WORK ORDER -
Please state how many lines of the records below contain the word "Lifetime". Give the number and nothing else.

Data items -
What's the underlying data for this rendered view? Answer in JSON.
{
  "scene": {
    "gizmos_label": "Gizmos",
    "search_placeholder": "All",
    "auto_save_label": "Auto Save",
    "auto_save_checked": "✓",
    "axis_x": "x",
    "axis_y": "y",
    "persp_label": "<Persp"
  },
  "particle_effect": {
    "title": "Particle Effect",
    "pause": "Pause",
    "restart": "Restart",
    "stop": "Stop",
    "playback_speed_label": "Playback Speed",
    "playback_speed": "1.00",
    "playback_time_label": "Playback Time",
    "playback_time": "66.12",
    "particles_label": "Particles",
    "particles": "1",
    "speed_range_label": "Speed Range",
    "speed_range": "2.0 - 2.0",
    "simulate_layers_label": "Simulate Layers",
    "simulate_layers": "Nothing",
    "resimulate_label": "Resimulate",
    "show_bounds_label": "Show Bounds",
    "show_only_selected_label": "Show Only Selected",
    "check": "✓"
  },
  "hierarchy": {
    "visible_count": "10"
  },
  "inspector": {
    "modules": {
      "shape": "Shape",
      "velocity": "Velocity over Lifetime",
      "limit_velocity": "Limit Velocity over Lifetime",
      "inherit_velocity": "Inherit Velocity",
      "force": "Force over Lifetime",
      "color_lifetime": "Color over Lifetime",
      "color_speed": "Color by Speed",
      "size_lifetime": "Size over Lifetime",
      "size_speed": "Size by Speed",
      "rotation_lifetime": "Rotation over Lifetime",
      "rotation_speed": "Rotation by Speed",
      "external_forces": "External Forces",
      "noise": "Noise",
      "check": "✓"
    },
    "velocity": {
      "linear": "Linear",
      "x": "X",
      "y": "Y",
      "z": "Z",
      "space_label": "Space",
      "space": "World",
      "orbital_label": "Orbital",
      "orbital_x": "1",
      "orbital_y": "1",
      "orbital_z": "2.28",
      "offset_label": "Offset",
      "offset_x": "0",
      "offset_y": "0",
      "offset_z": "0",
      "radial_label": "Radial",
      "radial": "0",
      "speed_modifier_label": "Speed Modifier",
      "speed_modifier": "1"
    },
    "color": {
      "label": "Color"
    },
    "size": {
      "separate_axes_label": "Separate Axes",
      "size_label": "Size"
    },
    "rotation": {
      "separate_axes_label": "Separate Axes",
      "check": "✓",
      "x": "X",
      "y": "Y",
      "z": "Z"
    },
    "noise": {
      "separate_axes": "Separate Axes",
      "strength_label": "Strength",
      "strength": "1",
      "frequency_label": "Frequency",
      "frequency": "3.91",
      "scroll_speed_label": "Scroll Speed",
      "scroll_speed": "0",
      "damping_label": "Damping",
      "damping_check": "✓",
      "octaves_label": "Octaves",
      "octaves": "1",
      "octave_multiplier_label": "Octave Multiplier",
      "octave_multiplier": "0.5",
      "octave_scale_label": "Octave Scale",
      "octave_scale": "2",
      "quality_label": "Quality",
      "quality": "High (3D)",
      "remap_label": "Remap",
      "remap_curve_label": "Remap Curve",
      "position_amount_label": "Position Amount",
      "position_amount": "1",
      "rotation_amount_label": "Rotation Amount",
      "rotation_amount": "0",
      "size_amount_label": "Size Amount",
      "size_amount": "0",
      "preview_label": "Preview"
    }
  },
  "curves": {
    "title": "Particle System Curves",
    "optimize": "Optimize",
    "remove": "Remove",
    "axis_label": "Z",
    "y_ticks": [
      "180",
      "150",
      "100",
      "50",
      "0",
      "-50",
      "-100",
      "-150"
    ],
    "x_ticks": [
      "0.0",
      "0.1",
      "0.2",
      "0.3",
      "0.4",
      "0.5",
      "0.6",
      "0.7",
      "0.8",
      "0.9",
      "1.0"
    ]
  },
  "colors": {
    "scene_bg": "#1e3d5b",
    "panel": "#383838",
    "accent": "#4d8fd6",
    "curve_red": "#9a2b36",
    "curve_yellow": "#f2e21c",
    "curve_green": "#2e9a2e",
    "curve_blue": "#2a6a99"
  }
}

ANSWER FOR THE TASK -
6